_Task directions_. What you give back must match the records below exactly, apart from the pictures, which are omitted.

Data records for software interfaces
▼
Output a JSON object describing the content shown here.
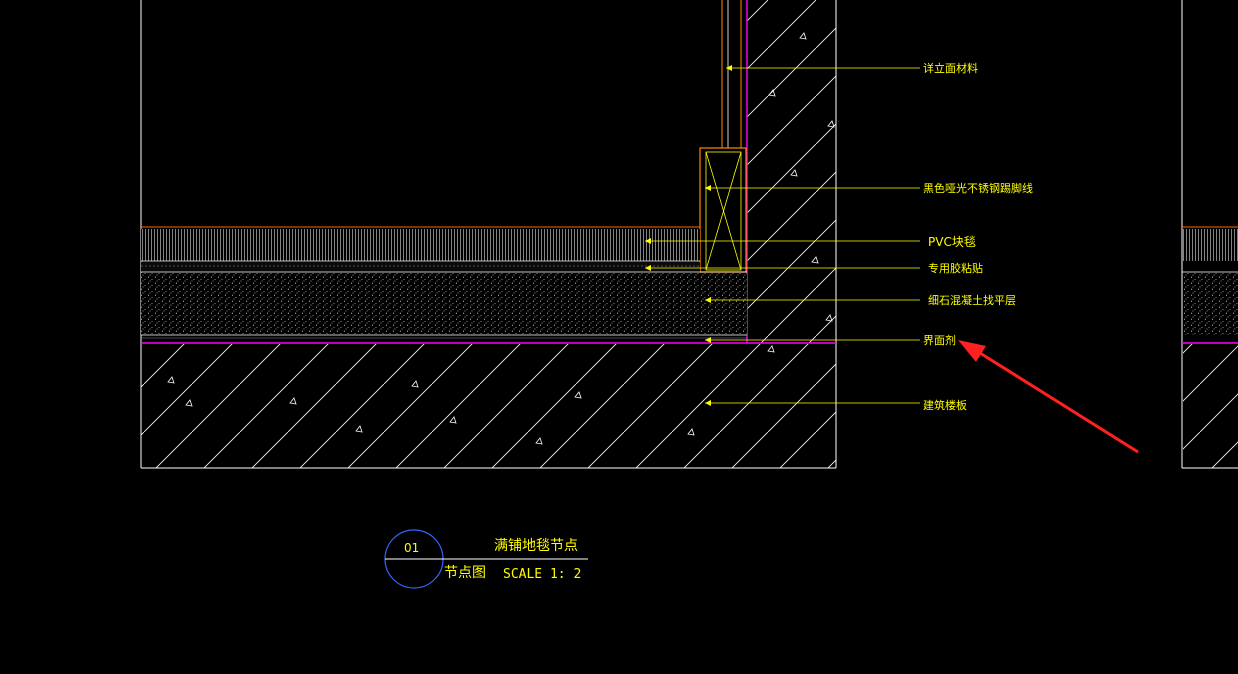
{
  "drawing": {
    "annotations": [
      "详立面材料",
      "黑色哑光不锈钢踢脚线",
      "PVC块毯",
      "专用胶粘贴",
      "细石混凝土找平层",
      "界面剂",
      "建筑楼板"
    ],
    "title_block": {
      "detail_number": "01",
      "title": "满铺地毯节点",
      "subtitle": "节点图",
      "scale": "SCALE 1: 2"
    }
  },
  "colors": {
    "background": "#000000",
    "outline": "#ffffff",
    "leader": "#ffff00",
    "wall_face": "#ff00ff",
    "skirting": "#ff8800",
    "carpet": "#ff6600",
    "title_circle": "#3366ff",
    "arrow": "#ff2020"
  }
}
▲
_Expected answer_.
Output a JSON object describing the content shown here.
{
  "drawing": {
    "annotations": [
      "详立面材料",
      "黑色哑光不锈钢踢脚线",
      "PVC块毯",
      "专用胶粘贴",
      "细石混凝土找平层",
      "界面剂",
      "建筑楼板"
    ],
    "title_block": {
      "detail_number": "01",
      "title": "满铺地毯节点",
      "subtitle": "节点图",
      "scale": "SCALE 1: 2"
    }
  },
  "colors": {
    "background": "#000000",
    "outline": "#ffffff",
    "leader": "#ffff00",
    "wall_face": "#ff00ff",
    "skirting": "#ff8800",
    "carpet": "#ff6600",
    "title_circle": "#3366ff",
    "arrow": "#ff2020"
  }
}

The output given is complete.